CORRECTED-UPDATE 2-Bradesco wins Brazil approval for $5.2 bln purchase of HSBC unit
(Corrects in second paragraph of June 8 item to clarify that Cade board has six members and they voted unanimously to pass deal)
By Guillermo Parra-Bernal and Leonardo Goy
SAO PAULO/BRASILIA, June 8 (Reuters) - Brazil's antitrust watchdog on Wednesday approved Banco Bradesco SA's purchase of HSBC Holdings Plc's local unit with some conditions, marking the latest departure of a foreign lender from one of the world's most concentrated banking markets.
Six board members on the watchdog known as Cade voted to pass the deal unanimously as long as Bradesco, the country's No. 3 listed commercial lender, agrees to refrain from making any rival acquisitions for at least 30 months.
After sitting on the sidelines for years while local rivals bulked up through takeovers, Bradesco made a grab for HSBC Bank Brasil Banco Múltiplo SA last August.

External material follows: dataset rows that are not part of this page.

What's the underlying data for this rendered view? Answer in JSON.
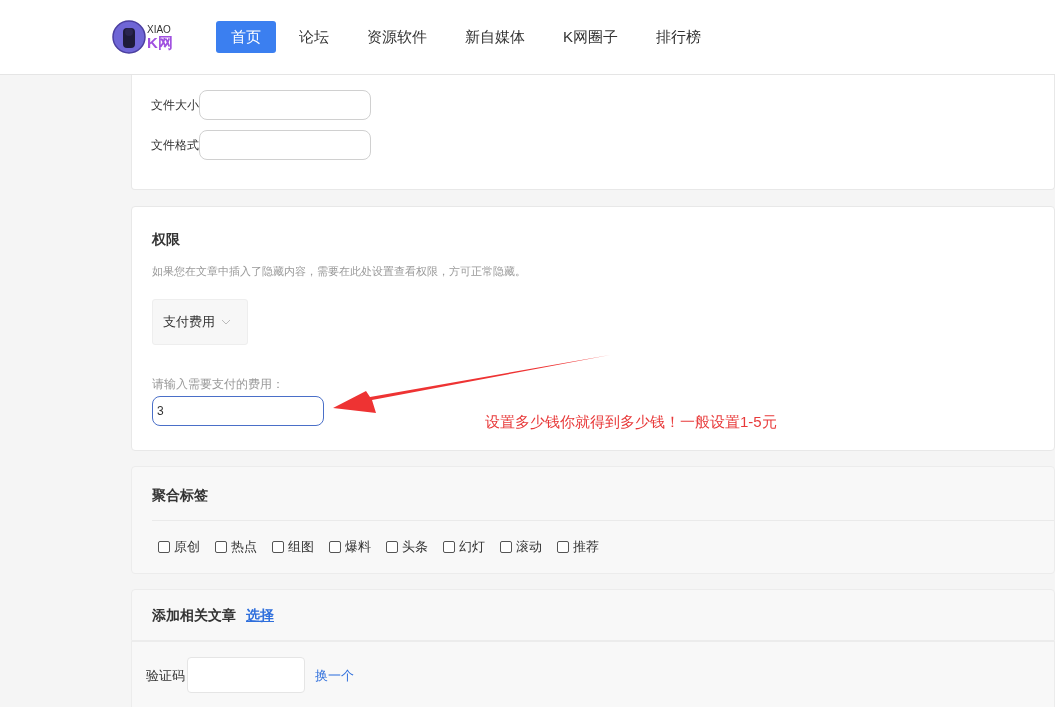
{
  "header": {
    "logo": {
      "small": "XIAO",
      "main": "K网"
    },
    "nav": [
      {
        "label": "首页",
        "selected": true
      },
      {
        "label": "论坛",
        "selected": false
      },
      {
        "label": "资源软件",
        "selected": false
      },
      {
        "label": "新自媒体",
        "selected": false
      },
      {
        "label": "K网圈子",
        "selected": false
      },
      {
        "label": "排行榜",
        "selected": false
      }
    ]
  },
  "file_fields": [
    {
      "label": "文件大小"
    },
    {
      "label": "文件格式"
    }
  ],
  "permission": {
    "title": "权限",
    "description": "如果您在文章中插入了隐藏内容，需要在此处设置查看权限，方可正常隐藏。",
    "select": "支付费用",
    "fee_label": "请输入需要支付的费用：",
    "fee_value": "3",
    "annotation": "设置多少钱你就得到多少钱！一般设置1-5元"
  },
  "tags": {
    "title": "聚合标签",
    "items": [
      {
        "label": "原创",
        "checked": false
      },
      {
        "label": "热点",
        "checked": false
      },
      {
        "label": "组图",
        "checked": false
      },
      {
        "label": "爆料",
        "checked": false
      },
      {
        "label": "头条",
        "checked": false
      },
      {
        "label": "幻灯",
        "checked": false
      },
      {
        "label": "滚动",
        "checked": false
      },
      {
        "label": "推荐",
        "checked": false
      }
    ]
  },
  "related": {
    "title": "添加相关文章",
    "link": "选择"
  },
  "captcha": {
    "label": "验证码",
    "link": "换一个"
  }
}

The $5.2 billion purchase allowed Bradesco to increase assets by 16 percent and add 5 million clients.
The transaction will help Bradesco cut the gap with state-controlled Banco do Brasil SA and Caixa Econômica Federal and private-sector rival Itaú Unibanco Holding SA - Brazil's top three banks by assets. Consumer groups have warned, though, that the deal could hurt competition where the top 10 banks control almost 90 percent of the industry's assets.
Domestic firms acquired 84 of 104 for-sale Brazilian banks and financial targets since 2008, Thomson Reuters data showed. The purchase will give Bradesco control of 13 percent of Brazil's banking assets, 12 percent of total deposits and the nation's third-largest loan book.
Analysts have said the deal, the largest in Bradesco's 75-year history, will test Chief Executive Officer Luiz Carlos Trabuco's ability to absorb large asset management, banking and insurance assets at a time when the economy is headed for the harshest recession in eight decades.
"We are up to the task, we have done our homework," Alexandre Gluher, a senior Bradesco vice president, told reporters at a conference call to discuss the deal on Wednesday. Continuación...